St. Valentine of Rome didn’t give flowers, candy, or cards. He gave soldiers the marriage sacrament. Claudius II declared soldiers couldn’t marry. He thought it reduced their fighting effectiveness. Valentine was also a Christian priest, at a time when Christians were persecuted.
Valentine soon found himself in prison. While awaiting his execution, Valentine healed Asterius, his jailor’s daughter. The night before he died in 269 BCE, Valentine wrote Asterius a letter, signing it “Your Valentine,” an act of love if not romance.
As a martyr of the early church, Valentine attained sainthood and is said to look after beekeepers, epileptics, travelers, engaged couples and happy marriages.
But Romance? That attribute entered February when Geoffrey Chaucer wrote that February 14, Valentine’s Saint Day, was the day birds and people find their mates. In his Parliament of Foules, composed in 1382, Chaucer wrote: “For this was on sent Volantynys day / when every foul cometh ther to chese his make.”
I’ve never understood why cupids have such tiny wings relative to their body size. Artistic license, I suppose. Cupid’s mother is Venus, the Goddess of Love. The chubby cherub is the god of desire, erotic love, attraction and affection. Any person shot with his arrow is said to be filled with uncontrollable desire, otherwise known as lust, for the object of affection.
Valentine’s Cards became extremely popular in Victorian England, especially after 1840 when the Penny Post was introduced. Anyone could send a card for a penny, and postmen must have thought everyone did. In the days leading up to February 14th, postal carriers received a refreshment allowance to compensate for their longer days.
Prior to 1810, most Valentines were made by the giver. As printing advanced and delivery prices dropped, commercial Valentines appeared, though many continued to make their own cards with materials from a stationer’s shop.
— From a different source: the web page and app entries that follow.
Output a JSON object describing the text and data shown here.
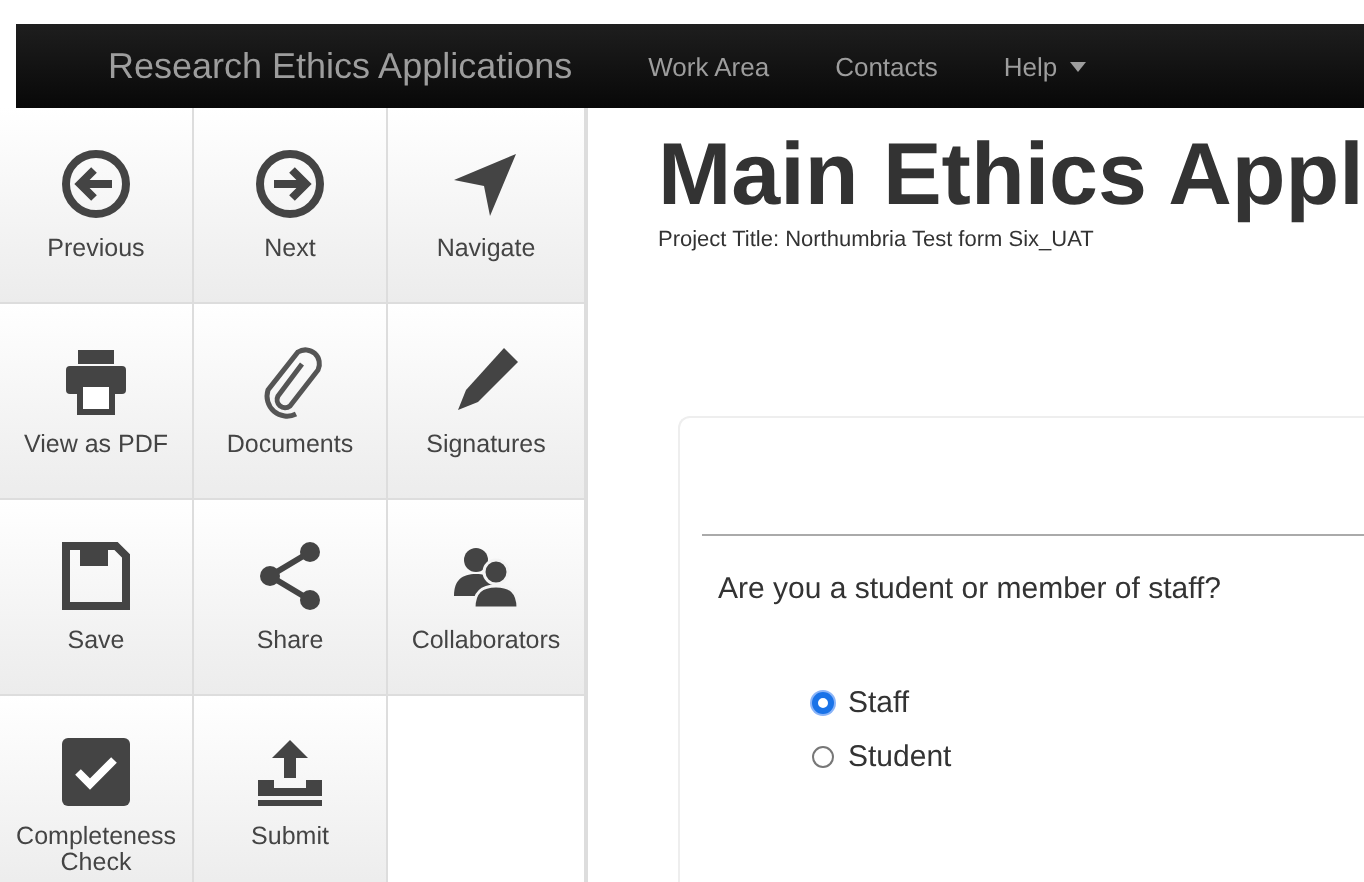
{
  "navbar": {
    "brand": "Research Ethics Applications",
    "links": [
      {
        "label": "Work Area",
        "has_menu": false
      },
      {
        "label": "Contacts",
        "has_menu": false
      },
      {
        "label": "Help",
        "has_menu": true
      }
    ]
  },
  "toolbar": [
    {
      "label": "Previous"
    },
    {
      "label": "Next"
    },
    {
      "label": "Navigate"
    },
    {
      "label": "View as PDF"
    },
    {
      "label": "Documents"
    },
    {
      "label": "Signatures"
    },
    {
      "label": "Save"
    },
    {
      "label": "Share"
    },
    {
      "label": "Collaborators"
    },
    {
      "label": "Completeness Check"
    },
    {
      "label": "Submit"
    }
  ],
  "page": {
    "title": "Main Ethics Appl",
    "project_title": "Project Title: Northumbria Test form Six_UAT"
  },
  "question": {
    "text": "Are you a student or member of staff?",
    "options": [
      {
        "label": "Staff",
        "selected": true
      },
      {
        "label": "Student",
        "selected": false
      }
    ]
  }
}
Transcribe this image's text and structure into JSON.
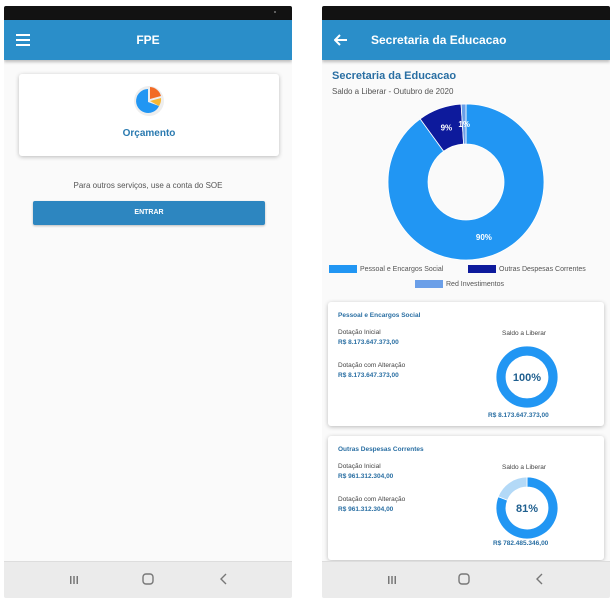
{
  "left": {
    "title": "FPE",
    "card_label": "Orçamento",
    "soe_text": "Para outros serviços, use a conta do SOE",
    "button_label": "ENTRAR"
  },
  "right": {
    "appbar_title": "Secretaria da Educacao",
    "heading": "Secretaria da Educacao",
    "subtitle": "Saldo a Liberar - Outubro de 2020",
    "cards": [
      {
        "title": "Pessoal e Encargos Social",
        "dot_ini_label": "Dotação Inicial",
        "dot_ini_value": "R$ 8.173.647.373,00",
        "dot_alt_label": "Dotação com Alteração",
        "dot_alt_value": "R$ 8.173.647.373,00",
        "saldo_label": "Saldo a Liberar",
        "pct": "100%",
        "saldo_value": "R$ 8.173.647.373,00"
      },
      {
        "title": "Outras Despesas Correntes",
        "dot_ini_label": "Dotação Inicial",
        "dot_ini_value": "R$ 961.312.304,00",
        "dot_alt_label": "Dotação com Alteração",
        "dot_alt_value": "R$ 961.312.304,00",
        "saldo_label": "Saldo a Liberar",
        "pct": "81%",
        "saldo_value": "R$ 782.485.346,00"
      }
    ]
  },
  "chart_data": [
    {
      "type": "pie",
      "title": "",
      "categories": [
        "Pessoal e Encargos Social",
        "Outras Despesas Correntes",
        "Red Investimentos"
      ],
      "values": [
        90,
        9,
        1
      ],
      "labels": [
        "90%",
        "9%",
        "1%"
      ],
      "colors": [
        "#2196f3",
        "#0d1a9c",
        "#6b9fe8"
      ],
      "legend": "bottom"
    },
    {
      "type": "pie",
      "values": [
        100,
        0
      ],
      "colors": [
        "#2196f3",
        "#b3d9f7"
      ],
      "center_label": "100%"
    },
    {
      "type": "pie",
      "values": [
        81,
        19
      ],
      "colors": [
        "#2196f3",
        "#b3d9f7"
      ],
      "center_label": "81%"
    }
  ],
  "icons": [
    "menu-icon",
    "pie-chart-icon",
    "back-arrow-icon",
    "recent-apps-icon",
    "home-icon",
    "back-icon"
  ]
}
Victorians displayed their cards and later kept them in scrapbooks. Looking through the books was a popular evening pastime.
Cards featured perforated laces, hand-tinted lithographs, poems, hearts, and references to the language of flowers.
But don’t give your love yellow roses — they symbolize infidelity.
Illustrations from Wikimedia Commons
1909 Valentine Card, Public Domain.
Venus and Cupid Ceiling Painting by John Wood. Photo by DeFacto, Creative Commons Attribution.
1910 Valentine Greeting, Public Domain.
‘Please Accept this Heart of Mine,’ Public Domain.
Bouquet of Roses by Rohini, Creative Commons Attribution.
Victorian Valentine. Willow and Thatch.
Elizabeth Hanes. “6 Surprising Facts About St. Valentine.” History. Feb. 14, 2013.
Sandra Wagner-Wright is the author of Two Coins: A Biographical Novel and Rama's Labyrinth. Both books are available in digital and print editions at Amazon, Barnes & Noble, Apple Books, and Kobo. Rama’s Labyrinth and Two Coins are available as audiobooks.
Sandra blogs weekly about topics related to her travels, writing life, and the incongruities of life in general.